**Excerpted data**:
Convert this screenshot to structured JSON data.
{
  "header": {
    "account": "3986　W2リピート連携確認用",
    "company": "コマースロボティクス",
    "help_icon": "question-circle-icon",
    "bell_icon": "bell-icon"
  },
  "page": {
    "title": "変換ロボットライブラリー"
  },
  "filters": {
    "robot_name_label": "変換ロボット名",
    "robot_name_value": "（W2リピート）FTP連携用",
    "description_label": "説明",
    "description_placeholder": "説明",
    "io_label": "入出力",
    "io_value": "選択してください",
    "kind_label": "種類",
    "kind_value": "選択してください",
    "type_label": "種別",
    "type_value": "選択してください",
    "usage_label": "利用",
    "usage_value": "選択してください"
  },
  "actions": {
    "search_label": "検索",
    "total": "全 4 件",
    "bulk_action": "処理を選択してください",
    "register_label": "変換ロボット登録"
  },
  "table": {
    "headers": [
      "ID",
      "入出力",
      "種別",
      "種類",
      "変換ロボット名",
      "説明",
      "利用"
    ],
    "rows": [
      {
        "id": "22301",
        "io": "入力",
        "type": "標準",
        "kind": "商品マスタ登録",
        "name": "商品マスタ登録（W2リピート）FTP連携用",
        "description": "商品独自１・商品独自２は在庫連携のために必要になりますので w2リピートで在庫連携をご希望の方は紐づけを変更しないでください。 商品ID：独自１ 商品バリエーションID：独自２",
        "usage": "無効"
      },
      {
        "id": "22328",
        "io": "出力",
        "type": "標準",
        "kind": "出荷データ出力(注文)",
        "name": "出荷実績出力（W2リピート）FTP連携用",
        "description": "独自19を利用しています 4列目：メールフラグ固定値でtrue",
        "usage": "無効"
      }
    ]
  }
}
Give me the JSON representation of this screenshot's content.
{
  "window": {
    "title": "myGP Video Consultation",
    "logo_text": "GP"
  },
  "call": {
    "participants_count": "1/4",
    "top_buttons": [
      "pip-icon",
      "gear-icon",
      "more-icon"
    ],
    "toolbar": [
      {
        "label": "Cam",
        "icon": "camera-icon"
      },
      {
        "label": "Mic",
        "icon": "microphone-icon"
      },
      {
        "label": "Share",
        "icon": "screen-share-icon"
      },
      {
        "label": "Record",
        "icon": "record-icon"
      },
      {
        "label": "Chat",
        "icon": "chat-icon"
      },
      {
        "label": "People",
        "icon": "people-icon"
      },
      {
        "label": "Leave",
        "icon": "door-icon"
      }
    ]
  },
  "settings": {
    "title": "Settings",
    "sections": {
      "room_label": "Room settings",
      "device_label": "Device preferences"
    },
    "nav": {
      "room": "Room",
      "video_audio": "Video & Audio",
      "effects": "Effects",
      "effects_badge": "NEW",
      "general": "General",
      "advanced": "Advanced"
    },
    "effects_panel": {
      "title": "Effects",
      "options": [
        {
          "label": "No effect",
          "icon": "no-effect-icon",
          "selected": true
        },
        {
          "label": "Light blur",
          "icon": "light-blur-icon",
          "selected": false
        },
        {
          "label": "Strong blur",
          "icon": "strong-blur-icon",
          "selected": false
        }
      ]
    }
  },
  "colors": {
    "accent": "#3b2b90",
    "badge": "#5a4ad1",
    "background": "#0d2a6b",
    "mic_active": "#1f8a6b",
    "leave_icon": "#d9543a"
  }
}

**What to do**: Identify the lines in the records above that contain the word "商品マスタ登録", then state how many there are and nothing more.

**Answer to this task**: 2